Maintaining his composure, Master Shimabuku looked about, picked-up the bucket from the water tank and used it to pour water on the flames surrounding him. The flames were quickly extinguished, as was his dream, and he awoke.

The next day he had to go into Naha, the Okinawan capitol, on business. Upon entering one of the buildings there, he saw a picture on the wall of a woman waist deep in water. She was half woman and half serpent and had one hand extended in peace and the other clenched in a fist. He immediately inquired as to who the woman was and was told by the employee of the building that it was “Mizu‑Gami,” the shinto water goddess. Struck with the similarity between the Mizu‑Gami and the events in his dream the day earlier, he came to believe that her one open hand reflected a sign of peace but that her clenched fist represented a willingness to fight should evil persist. Furthermore, the Mizu‑Gami was in water, like he was on the tank, and like he had done in his dream, she was using the water to extinguish flames. He surmised that the water, therefore, represented purity, strength and goodness; and that fire was the symbol for evil, destruction and aggression.

Ultimately, the Mizu‑Gami became the central figure in the Isshin‑ryu patch, which incorporates all of Master Shimabuku’s philosophies pertaining to Karate:

  • strengthen the mind and body
  • instill self-discipline
  • promote self-confidence
  • gain a means of self-protection through constant study and practice.

The Meaning of the Isshin‑ryu Patch

The turbulent waters represent the stress and trials of life that we all face.

The grey background in the night sky represents the calm that is available to all Karate‑Kas through practice and patience, and that Karate should only be used for self defense.

The dragon is a sign of good luck in eastern mythology and signifies the Karate‑Ka ascending into a calm state in the face of problems through the practice of martial arts.

The dragon and the serpent both can also represent the fighting spirit one must have to overcome adversity. The three stars can either represent Shorin‑Ryu, Goju‑Ryu and Isshin‑ryu (mother, father and child); mind, spirit and body or simply the three Masters whom Master Shimabuku studied under: Chotoku Kyan, Choki Motobu and Chojun Miyagi.

The writing spells Isshin‑ryu. The orange ring around the outer edge of the patch stands for the ring of fire that encircled Master Shimabuku in his dream.

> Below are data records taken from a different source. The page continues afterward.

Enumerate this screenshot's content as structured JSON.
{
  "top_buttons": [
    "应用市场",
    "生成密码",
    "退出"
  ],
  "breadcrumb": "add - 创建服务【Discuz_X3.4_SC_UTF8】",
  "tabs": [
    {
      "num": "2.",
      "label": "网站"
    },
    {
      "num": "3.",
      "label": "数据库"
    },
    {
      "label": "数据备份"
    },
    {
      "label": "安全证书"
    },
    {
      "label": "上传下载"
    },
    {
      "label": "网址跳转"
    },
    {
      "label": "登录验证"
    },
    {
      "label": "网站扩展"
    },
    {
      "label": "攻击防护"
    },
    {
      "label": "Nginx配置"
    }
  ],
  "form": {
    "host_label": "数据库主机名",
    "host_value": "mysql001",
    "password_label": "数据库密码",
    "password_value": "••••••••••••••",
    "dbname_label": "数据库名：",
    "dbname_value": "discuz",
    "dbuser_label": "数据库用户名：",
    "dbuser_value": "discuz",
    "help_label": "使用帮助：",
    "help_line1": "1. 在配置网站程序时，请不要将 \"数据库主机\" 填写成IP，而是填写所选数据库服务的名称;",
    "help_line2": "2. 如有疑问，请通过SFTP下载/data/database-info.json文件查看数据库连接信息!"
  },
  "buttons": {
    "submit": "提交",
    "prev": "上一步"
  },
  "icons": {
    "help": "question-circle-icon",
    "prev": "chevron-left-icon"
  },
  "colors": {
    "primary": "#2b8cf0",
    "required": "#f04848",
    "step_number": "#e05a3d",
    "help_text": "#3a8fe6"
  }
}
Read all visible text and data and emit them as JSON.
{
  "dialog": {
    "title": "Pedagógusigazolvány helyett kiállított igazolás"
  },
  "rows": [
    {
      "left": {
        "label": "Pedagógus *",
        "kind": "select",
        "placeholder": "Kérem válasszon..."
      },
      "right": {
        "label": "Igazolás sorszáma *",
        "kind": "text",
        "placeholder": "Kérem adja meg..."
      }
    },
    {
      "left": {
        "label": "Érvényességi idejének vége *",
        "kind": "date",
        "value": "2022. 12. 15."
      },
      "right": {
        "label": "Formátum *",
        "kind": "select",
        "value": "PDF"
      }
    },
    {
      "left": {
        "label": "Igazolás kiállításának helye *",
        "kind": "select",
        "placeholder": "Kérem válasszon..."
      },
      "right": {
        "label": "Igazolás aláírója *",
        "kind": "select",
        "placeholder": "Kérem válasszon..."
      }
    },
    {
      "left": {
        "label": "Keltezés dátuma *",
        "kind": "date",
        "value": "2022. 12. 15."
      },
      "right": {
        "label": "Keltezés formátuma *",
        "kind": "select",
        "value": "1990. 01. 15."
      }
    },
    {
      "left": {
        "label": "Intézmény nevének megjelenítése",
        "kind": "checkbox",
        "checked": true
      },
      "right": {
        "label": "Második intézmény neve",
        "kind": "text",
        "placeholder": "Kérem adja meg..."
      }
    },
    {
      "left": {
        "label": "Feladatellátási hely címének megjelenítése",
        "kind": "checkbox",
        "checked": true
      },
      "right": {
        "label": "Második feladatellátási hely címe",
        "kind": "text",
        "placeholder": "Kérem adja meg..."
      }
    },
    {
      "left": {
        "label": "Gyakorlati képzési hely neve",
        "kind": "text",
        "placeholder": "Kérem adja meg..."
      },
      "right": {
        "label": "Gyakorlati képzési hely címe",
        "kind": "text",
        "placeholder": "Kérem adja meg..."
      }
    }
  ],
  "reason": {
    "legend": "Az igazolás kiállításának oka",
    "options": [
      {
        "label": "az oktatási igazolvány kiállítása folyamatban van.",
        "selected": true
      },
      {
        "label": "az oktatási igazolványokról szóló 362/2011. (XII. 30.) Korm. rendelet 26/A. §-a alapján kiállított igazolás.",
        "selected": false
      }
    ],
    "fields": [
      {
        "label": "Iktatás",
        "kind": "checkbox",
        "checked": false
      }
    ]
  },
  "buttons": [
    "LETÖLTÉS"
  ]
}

The oval shape of the patch represents the vertical Isshin‑ryu fist.

The Mizu‑Gami is always worn over a Karate-Ka’s heart to signify the “One Heart Way.”